Detaching Yourself from a Codependent Relationship
In a healthy relationship, both parties can manage their own emotional and personal needs. In a codependent relationship, one or both partners cannot do this for themselves, so they rely on each other to manage all their personal needs. Do not confuse emotionally supporting a spouse with codependency – in a healthy marriage, both partners should be expected to be there for each other. Codependency goes beyond this level of emotional support. Codependency describes a relationship where one partner sacrifices his or her own needs to fulfill the other’s, causing him or her to suffer from the difficulties that come with poor coping mechanisms like internalized shame, people-pleasing behavior, and perfectionism to the point of fearing failure. A codependent relationship is not healthy for either party or if they have children, the children. Often, divorce is an important step toward recovering from codependency.
Recognizing Codependency in Your Marriage
Often, a codependent spouse is known as an enabler. The term “codependency” first arose to describe spouses of alcoholics, because often, they would exhibit this type of behavior and enable their spouses to continue to drink dangerously. Individuals in abusive relationships and relationships with addicts also frequently exhibit codependent behavior.
Codependency symptoms can be seen in the spouse who is not addictive or abusive. It is the enabler who suffers these symptoms, which include:
- Low self-esteem;
- Little to no respect for others’ boundaries;
- Internalized shame;
- Learned helplessness;
- Difficulty with communication;
- A need to control others and situations; and
- Denial that there is anything unhealthy about their relationship.
Preparing for Your Divorce
If you are codependent on your spouse, it can be especially difficult for you to detach yourself from him or her and prepare for a divorce. You cannot change another person. You might need to repeat that to yourself every day: you cannot change your spouse.
You can change yourself. Whether you have already filed for divorce or you know you need to in the near future, start working with a counselor who specializes in codependency issues. Psychotherapy, also known as talk therapy, is often used to treat individuals who suffer from codependency. In therapy, you can identify destructive patterns in your past and your current relationship, learn how to make time for yourself and take better care of your own emotional needs, and distinguish between supporting a loved one and enabling him or her.

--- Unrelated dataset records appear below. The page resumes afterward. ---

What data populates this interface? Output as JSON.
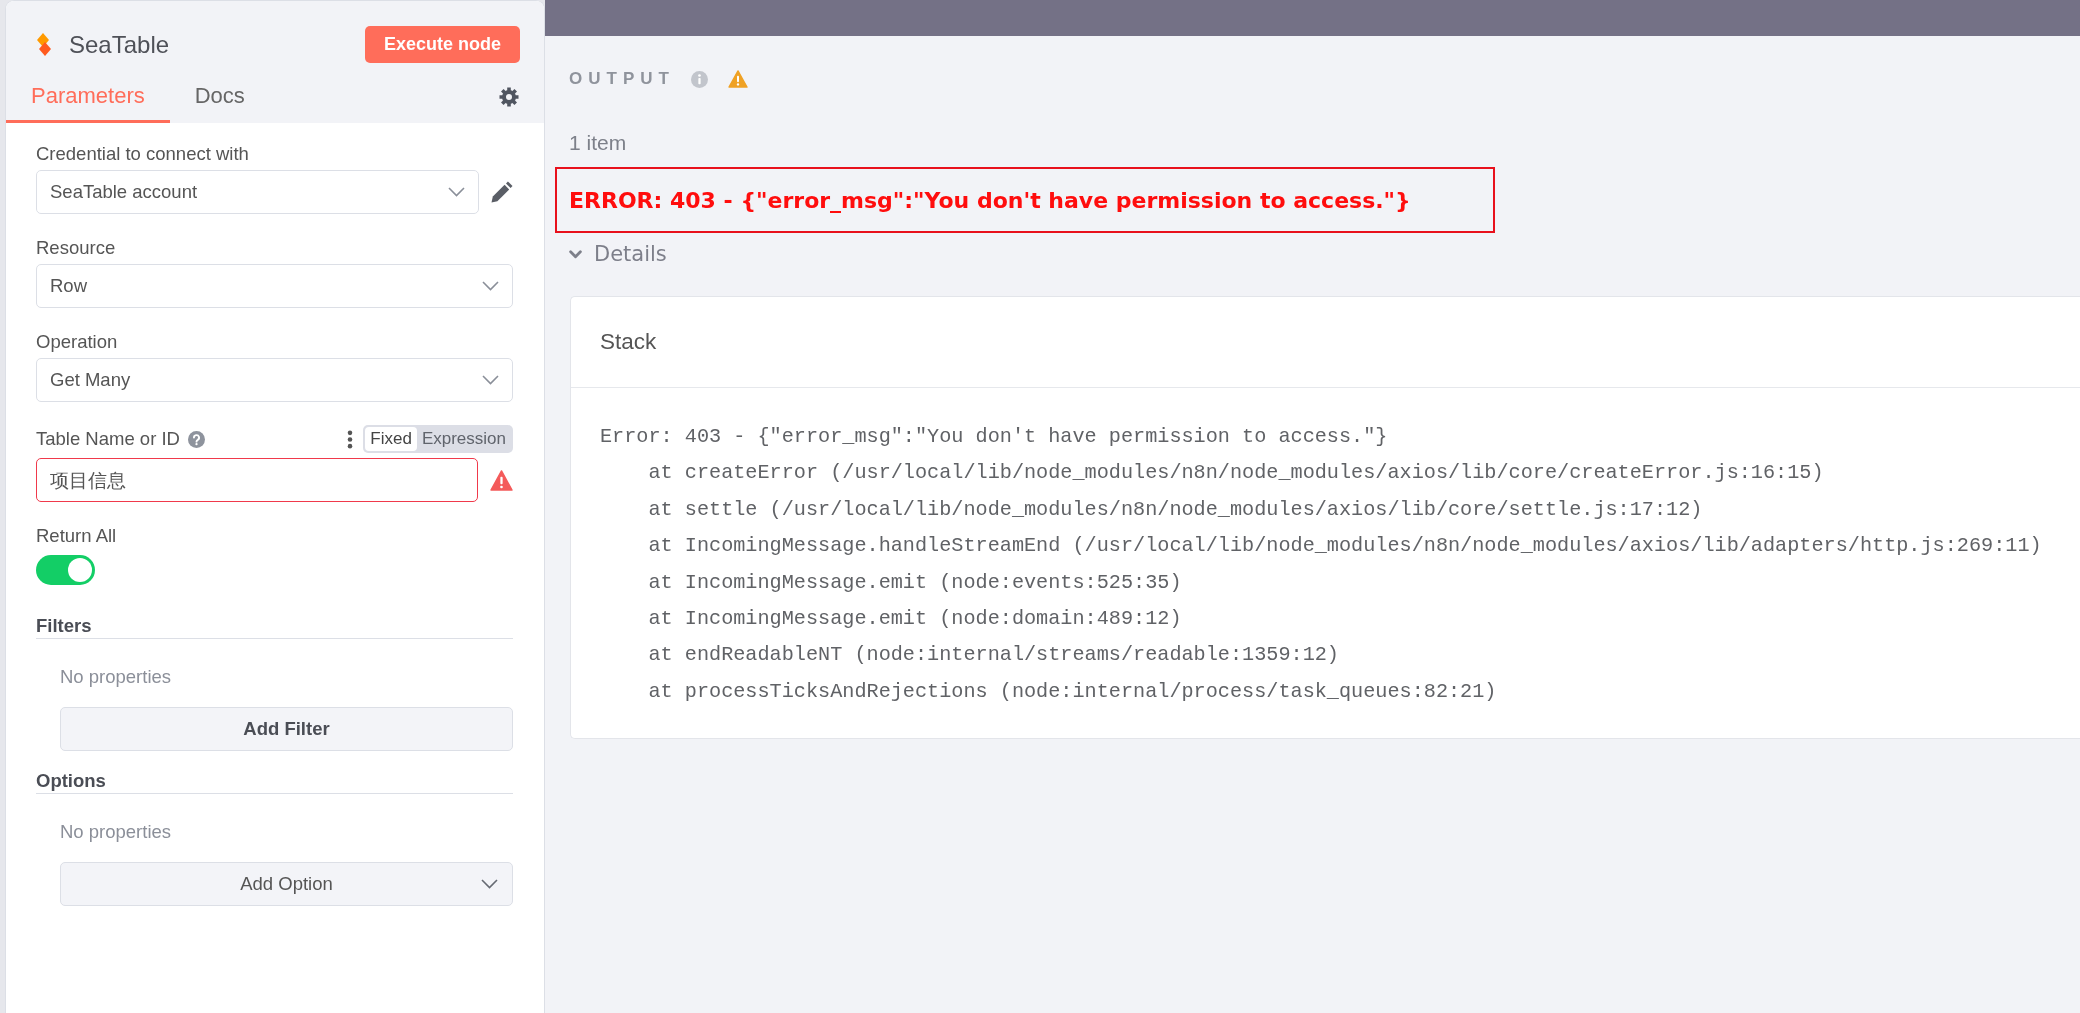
{
  "panel": {
    "title": "SeaTable",
    "execute_button": "Execute node",
    "tabs": [
      {
        "label": "Parameters",
        "selected": true
      },
      {
        "label": "Docs",
        "selected": false
      }
    ],
    "fields": [
      {
        "kind": "select",
        "label": "Credential to connect with",
        "value": "SeaTable account",
        "invalid": false,
        "edit_button": true
      },
      {
        "kind": "select",
        "label": "Resource",
        "value": "Row",
        "invalid": false
      },
      {
        "kind": "select",
        "label": "Operation",
        "value": "Get Many",
        "invalid": false
      },
      {
        "kind": "input",
        "label": "Table Name or ID",
        "help": true,
        "value": "项目信息",
        "invalid": true,
        "modes": [
          {
            "label": "Fixed",
            "selected": true
          },
          {
            "label": "Expression",
            "selected": false
          }
        ]
      },
      {
        "kind": "toggle",
        "label": "Return All",
        "on": true
      }
    ],
    "collections": [
      {
        "kind": "button",
        "title": "Filters",
        "empty_text": "No properties",
        "button": "Add Filter"
      },
      {
        "kind": "dropdown",
        "title": "Options",
        "empty_text": "No properties",
        "button": "Add Option"
      }
    ]
  },
  "output": {
    "title": "OUTPUT",
    "count": "1 item",
    "error": "ERROR: 403 - {\"error_msg\":\"You don't have permission to access.\"}",
    "details": {
      "label": "Details",
      "expanded": true
    },
    "stack": {
      "title": "Stack",
      "message": "Error: 403 - {\"error_msg\":\"You don't have permission to access.\"}",
      "frames": [
        "at createError (/usr/local/lib/node_modules/n8n/node_modules/axios/lib/core/createError.js:16:15)",
        "at settle (/usr/local/lib/node_modules/n8n/node_modules/axios/lib/core/settle.js:17:12)",
        "at IncomingMessage.handleStreamEnd (/usr/local/lib/node_modules/n8n/node_modules/axios/lib/adapters/http.js:269:11)",
        "at IncomingMessage.emit (node:events:525:35)",
        "at IncomingMessage.emit (node:domain:489:12)",
        "at endReadableNT (node:internal/streams/readable:1359:12)",
        "at processTicksAndRejections (node:internal/process/task_queues:82:21)"
      ]
    }
  }
}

Knowing you need to make a change is not the same as actually making it. When you recognize that you need to exit your relationship, start working toward that goal immediately.
Work with an Experienced St. Charles Divorce Lawyer
When you are in an unhealthy marriage, divorce is often the healthiest option for every member of your family. To learn more about how codependency and similar issues can impact the divorce process, discuss your case with an experienced Kane County divorce lawyer. Contact Shaw Family Law, P.C. today to set up your initial legal consultation with us to start working with our firm. Call us at 630-584-5550 for help.